On this day fourteen years ago, Sheffield's Arctic Monkeys fired up their amps live for the very first time.
The date was June 13, 2003.
And little did the crowd of unsuspecting punters know that Sheffield’s intimate music venue The Grapes was about to play host to a band who would go on to become one of Britain’s biggest rock exports in decades.
When Alex Turner and co stepped nervously out on stage, neither they nor the audience could have predicted that less than three years later they would notch up a ubiquitous No.1 hit – and the fastest-selling debut album in UK history.
Indeed, speaking about the Arctic Monkeys’ first performance years later, Turner remarked that the sum total of his ambitions for the evening were: “Just to get to the end of the night and pull the bird that I fancied that I’d got to come down!
“But we had practiced so much beforehand, and it was a major deal just to go and play somewhere. I’d never been on a stage in my life before that. I don’t think I opened my eyes for the whole set.
“But that 25 minutes – wow.”
Clocking in at less than half an hour, the rollicking onslaught of debut rock from the young band mostly took in a selection of razor-sharp pop covers (everything from Fatboy Slim’s dance hit ‘Rockafeller Skank’ to Undertones standard ‘Teenage Kicks’) as well as a forgotten early composition, the brilliantly named ‘Ravey Ravey Ravey Club’.
Musically and thematically, the set-list showcased early signs of the energy and wit that would make them famous.

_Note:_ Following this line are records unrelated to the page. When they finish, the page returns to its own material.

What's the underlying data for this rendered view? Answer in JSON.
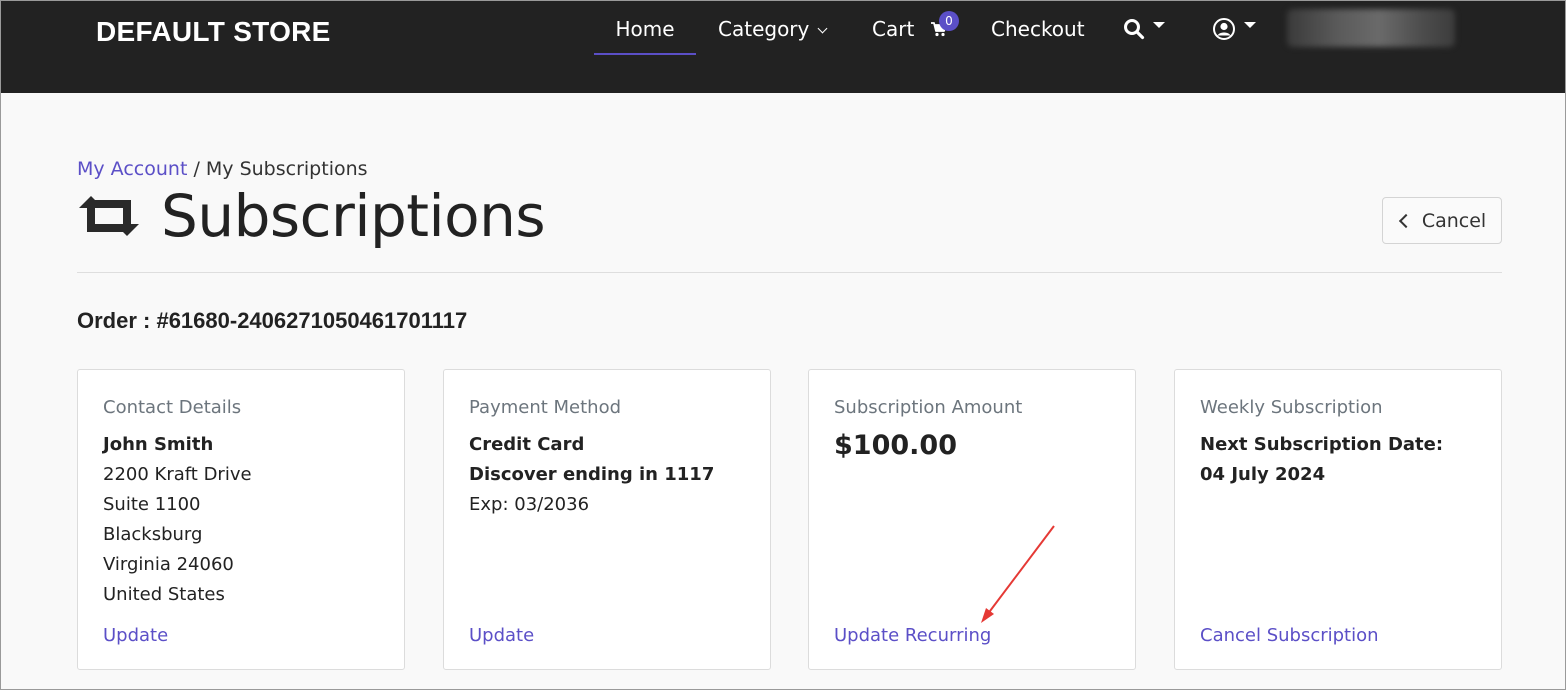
{
  "navbar": {
    "brand": "DEFAULT STORE",
    "items": [
      {
        "label": "Home",
        "active": true
      },
      {
        "label": "Category"
      },
      {
        "label": "Cart",
        "badge": "0"
      },
      {
        "label": "Checkout"
      }
    ],
    "search_icon": "search-icon",
    "user_icon": "user-circle-icon",
    "accent_color": "#5b4fc7",
    "background": "#222222"
  },
  "breadcrumb": {
    "link": "My Account",
    "separator": "/",
    "current": "My Subscriptions"
  },
  "page": {
    "title": "Subscriptions",
    "title_icon": "retweet-icon",
    "cancel_label": "Cancel"
  },
  "order": {
    "heading": "Order : #61680-2406271050461701117"
  },
  "cards": {
    "contact": {
      "title": "Contact Details",
      "name": "John Smith",
      "lines": [
        "2200 Kraft Drive",
        "Suite 1100",
        "Blacksburg",
        "Virginia 24060",
        "United States"
      ],
      "link": "Update"
    },
    "payment": {
      "title": "Payment Method",
      "type": "Credit Card",
      "card": "Discover ending in 1117",
      "exp": "Exp: 03/2036",
      "link": "Update"
    },
    "amount": {
      "title": "Subscription Amount",
      "value": "$100.00",
      "link": "Update Recurring"
    },
    "schedule": {
      "title": "Weekly Subscription",
      "next_label": "Next Subscription Date:",
      "next_date": "04 July 2024",
      "link": "Cancel Subscription"
    }
  },
  "annotation": {
    "arrow_color": "#e53935"
  }
}
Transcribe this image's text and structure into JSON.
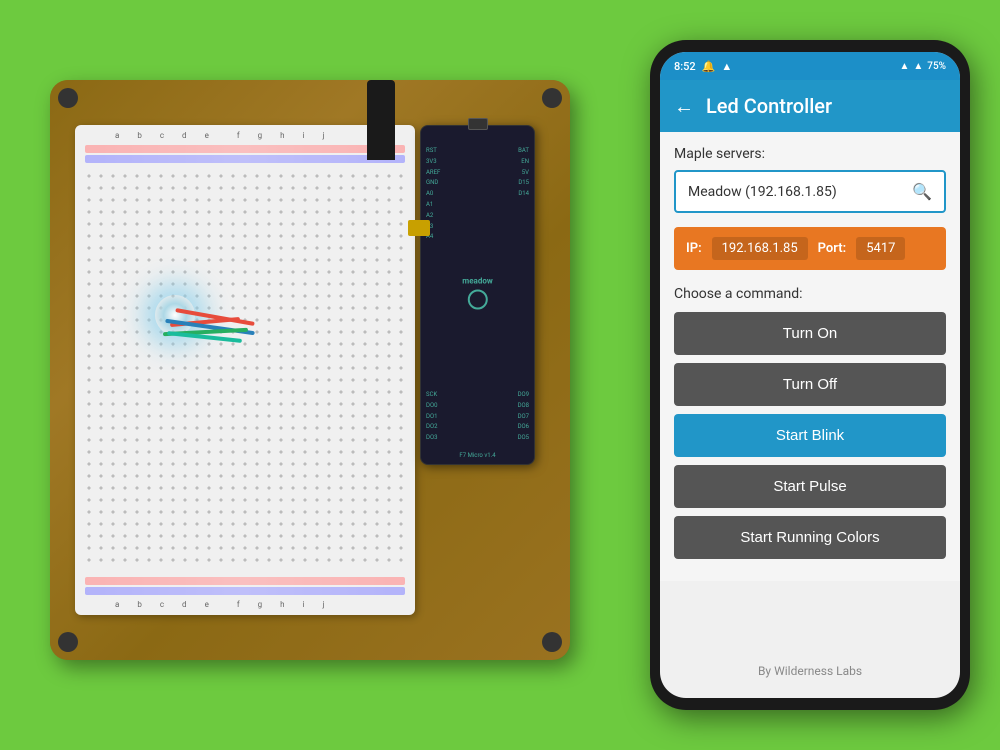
{
  "background_color": "#6dca3f",
  "phone": {
    "status_bar": {
      "time": "8:52",
      "icons": "🔔 ▲",
      "wifi": "▲",
      "battery": "75%"
    },
    "header": {
      "back_label": "←",
      "title": "Led Controller"
    },
    "server_section": {
      "label": "Maple servers:",
      "selected_server": "Meadow (192.168.1.85)",
      "search_icon": "🔍"
    },
    "ip_section": {
      "ip_label": "IP:",
      "ip_value": "192.168.1.85",
      "port_label": "Port:",
      "port_value": "5417"
    },
    "command_section": {
      "label": "Choose a command:",
      "buttons": [
        {
          "id": "turn-on",
          "label": "Turn On",
          "style": "gray"
        },
        {
          "id": "turn-off",
          "label": "Turn Off",
          "style": "gray"
        },
        {
          "id": "start-blink",
          "label": "Start Blink",
          "style": "blue"
        },
        {
          "id": "start-pulse",
          "label": "Start Pulse",
          "style": "gray"
        },
        {
          "id": "start-running-colors",
          "label": "Start Running Colors",
          "style": "gray"
        }
      ]
    },
    "footer": "By Wilderness Labs"
  }
}
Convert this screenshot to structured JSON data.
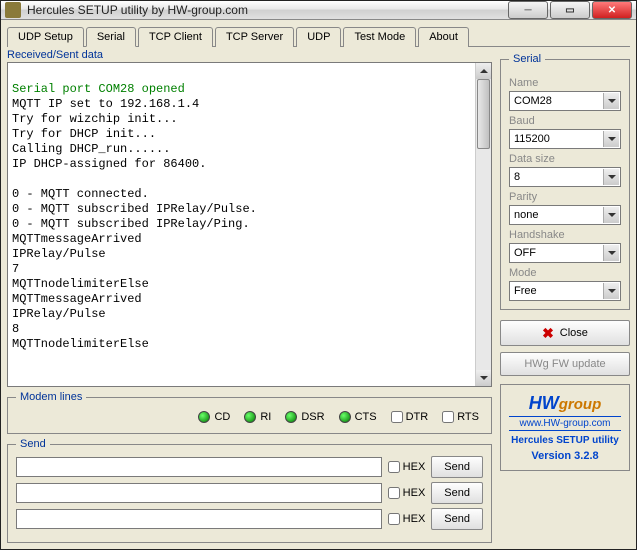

Referred to by the band’s manager Geoff Barradale as “a Sheffield rite of passage musically”, a performance at The Grapes may not have made the boys big bucks (they reportedly received just £27 from ticket sales), but it did put them on the local music radar.
Speaking to The Star back in 2010, Brian Ellis, sound engineer at The Grapes for eight years, recalled the Monkeys’ first foray onto the stage:
“We didn’t know who they were. They were so young but you could tell they had a couple of elements that other younger bands didn’t have – the singer could sing and the drummer could drum.
“I’ve seen many bands play The Grapes and two weeks later they’ll be on telly.”
In the case of the Arctics, it took a little longer than two weeks.
But when they did eventually roar out of the Steel City and into the national consciousness, a lucky few were able to look back at that short, snappy set at The Grapes in the summer of 2003, and say “I was there”.
Were you at The Grapes that night? Share your memories with us.